Within this material, find every line where the string "otherwise" appears, and copy it out.

* _Source data_:
──────────

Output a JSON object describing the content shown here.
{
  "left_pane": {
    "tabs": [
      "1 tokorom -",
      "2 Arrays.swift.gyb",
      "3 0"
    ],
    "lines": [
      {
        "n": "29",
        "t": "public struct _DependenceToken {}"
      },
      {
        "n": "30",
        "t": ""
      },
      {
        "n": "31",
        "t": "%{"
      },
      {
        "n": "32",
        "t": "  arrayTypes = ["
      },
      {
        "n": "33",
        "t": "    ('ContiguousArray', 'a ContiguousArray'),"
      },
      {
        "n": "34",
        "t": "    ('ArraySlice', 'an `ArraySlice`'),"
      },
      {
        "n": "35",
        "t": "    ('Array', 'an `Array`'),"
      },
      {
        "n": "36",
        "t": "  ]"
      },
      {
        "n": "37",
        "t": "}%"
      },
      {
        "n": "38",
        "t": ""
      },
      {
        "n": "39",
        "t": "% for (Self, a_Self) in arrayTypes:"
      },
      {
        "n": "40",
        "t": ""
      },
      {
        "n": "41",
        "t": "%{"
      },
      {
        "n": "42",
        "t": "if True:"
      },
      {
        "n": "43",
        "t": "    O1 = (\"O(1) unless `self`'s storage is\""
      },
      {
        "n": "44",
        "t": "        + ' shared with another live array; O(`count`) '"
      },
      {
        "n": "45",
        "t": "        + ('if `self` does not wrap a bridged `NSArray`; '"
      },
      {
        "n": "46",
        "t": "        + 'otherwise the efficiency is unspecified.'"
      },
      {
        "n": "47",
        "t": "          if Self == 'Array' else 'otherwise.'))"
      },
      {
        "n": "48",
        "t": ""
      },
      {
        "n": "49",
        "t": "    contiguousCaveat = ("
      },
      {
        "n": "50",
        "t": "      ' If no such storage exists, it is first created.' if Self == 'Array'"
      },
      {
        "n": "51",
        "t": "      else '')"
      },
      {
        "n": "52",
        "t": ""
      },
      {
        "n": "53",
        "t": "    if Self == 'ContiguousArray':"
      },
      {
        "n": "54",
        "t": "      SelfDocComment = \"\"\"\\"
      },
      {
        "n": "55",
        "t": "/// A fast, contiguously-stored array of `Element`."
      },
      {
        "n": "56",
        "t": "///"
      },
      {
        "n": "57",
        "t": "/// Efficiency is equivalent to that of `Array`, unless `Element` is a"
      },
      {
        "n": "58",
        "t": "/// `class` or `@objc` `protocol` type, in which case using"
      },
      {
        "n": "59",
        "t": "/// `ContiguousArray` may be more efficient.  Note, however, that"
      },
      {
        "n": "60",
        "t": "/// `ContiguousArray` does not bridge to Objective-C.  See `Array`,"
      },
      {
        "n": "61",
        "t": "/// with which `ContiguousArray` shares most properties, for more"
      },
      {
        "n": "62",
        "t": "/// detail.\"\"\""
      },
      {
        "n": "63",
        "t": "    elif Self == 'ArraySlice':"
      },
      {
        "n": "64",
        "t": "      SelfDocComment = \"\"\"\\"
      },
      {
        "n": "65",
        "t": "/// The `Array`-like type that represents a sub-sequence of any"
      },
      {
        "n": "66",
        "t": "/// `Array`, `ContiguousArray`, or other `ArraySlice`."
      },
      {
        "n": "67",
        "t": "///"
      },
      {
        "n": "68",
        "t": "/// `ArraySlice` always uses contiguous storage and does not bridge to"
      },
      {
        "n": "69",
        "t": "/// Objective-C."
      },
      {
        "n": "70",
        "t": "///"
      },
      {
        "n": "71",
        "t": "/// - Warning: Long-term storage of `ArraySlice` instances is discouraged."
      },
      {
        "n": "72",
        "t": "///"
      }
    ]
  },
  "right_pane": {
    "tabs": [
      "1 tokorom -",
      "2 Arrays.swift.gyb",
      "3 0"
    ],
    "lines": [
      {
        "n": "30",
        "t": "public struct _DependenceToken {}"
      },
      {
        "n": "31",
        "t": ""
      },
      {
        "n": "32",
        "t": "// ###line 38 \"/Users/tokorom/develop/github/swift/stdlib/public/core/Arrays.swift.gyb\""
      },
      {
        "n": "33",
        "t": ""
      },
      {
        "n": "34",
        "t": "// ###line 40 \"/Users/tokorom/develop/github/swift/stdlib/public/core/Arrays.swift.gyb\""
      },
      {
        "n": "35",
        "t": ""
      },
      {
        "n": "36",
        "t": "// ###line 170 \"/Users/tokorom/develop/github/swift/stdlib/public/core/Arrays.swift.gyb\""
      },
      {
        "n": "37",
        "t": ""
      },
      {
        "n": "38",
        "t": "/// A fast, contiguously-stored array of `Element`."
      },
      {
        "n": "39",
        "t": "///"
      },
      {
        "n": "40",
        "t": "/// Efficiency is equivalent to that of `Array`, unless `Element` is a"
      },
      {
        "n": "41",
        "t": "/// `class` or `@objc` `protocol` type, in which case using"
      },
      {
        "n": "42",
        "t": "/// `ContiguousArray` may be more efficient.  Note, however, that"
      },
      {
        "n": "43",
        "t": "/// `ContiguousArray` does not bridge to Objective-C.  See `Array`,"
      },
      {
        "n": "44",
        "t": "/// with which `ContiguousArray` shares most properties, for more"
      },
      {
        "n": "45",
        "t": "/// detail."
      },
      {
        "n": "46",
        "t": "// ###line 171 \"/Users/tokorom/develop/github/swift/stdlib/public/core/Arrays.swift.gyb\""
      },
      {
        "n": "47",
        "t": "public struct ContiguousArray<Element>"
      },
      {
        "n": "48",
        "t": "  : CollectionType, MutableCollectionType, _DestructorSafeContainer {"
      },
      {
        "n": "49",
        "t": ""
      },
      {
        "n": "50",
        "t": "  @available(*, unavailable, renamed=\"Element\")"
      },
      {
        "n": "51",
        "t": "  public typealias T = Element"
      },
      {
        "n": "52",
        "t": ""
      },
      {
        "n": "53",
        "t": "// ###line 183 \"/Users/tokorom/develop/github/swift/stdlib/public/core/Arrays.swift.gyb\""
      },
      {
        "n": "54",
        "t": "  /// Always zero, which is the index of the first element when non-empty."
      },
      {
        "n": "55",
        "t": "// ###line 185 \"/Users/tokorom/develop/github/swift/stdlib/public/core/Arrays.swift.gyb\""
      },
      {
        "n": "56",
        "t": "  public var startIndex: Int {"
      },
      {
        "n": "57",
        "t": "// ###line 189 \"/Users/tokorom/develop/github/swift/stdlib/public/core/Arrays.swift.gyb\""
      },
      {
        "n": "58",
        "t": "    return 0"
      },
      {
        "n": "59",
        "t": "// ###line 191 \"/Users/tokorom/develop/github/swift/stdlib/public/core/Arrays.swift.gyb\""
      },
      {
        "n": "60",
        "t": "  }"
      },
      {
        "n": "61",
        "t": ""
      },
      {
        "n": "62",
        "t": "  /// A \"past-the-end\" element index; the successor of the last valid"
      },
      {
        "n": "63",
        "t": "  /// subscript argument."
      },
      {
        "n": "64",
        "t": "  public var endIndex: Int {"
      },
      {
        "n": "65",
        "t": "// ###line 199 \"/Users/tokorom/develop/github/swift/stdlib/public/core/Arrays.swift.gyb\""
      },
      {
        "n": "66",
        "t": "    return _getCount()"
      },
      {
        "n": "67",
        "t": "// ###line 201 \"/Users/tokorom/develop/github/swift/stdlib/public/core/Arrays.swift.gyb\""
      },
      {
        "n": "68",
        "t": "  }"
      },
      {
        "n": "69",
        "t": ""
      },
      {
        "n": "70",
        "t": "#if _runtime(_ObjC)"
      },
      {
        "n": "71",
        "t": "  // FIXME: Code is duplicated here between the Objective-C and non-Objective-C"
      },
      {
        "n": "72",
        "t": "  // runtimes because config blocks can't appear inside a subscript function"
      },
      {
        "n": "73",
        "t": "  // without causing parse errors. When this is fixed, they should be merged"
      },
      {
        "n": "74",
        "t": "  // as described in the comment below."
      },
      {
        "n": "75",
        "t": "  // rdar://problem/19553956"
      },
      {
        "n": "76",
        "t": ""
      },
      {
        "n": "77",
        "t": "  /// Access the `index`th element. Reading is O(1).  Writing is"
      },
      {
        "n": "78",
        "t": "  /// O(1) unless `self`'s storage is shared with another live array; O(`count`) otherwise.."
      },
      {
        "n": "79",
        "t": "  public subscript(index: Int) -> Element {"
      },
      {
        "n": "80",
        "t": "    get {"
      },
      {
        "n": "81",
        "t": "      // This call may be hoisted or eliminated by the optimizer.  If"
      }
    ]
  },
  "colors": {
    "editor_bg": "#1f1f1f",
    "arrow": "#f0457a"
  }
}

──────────

* _Answer to this task_:
        "t": "        + 'otherwise the efficiency is unspecified.'"
        "t": "          if Self == 'Array' else 'otherwise.'))"
        "t": "  /// O(1) unless `self`'s storage is shared with another live array; O(`count`) otherwise.."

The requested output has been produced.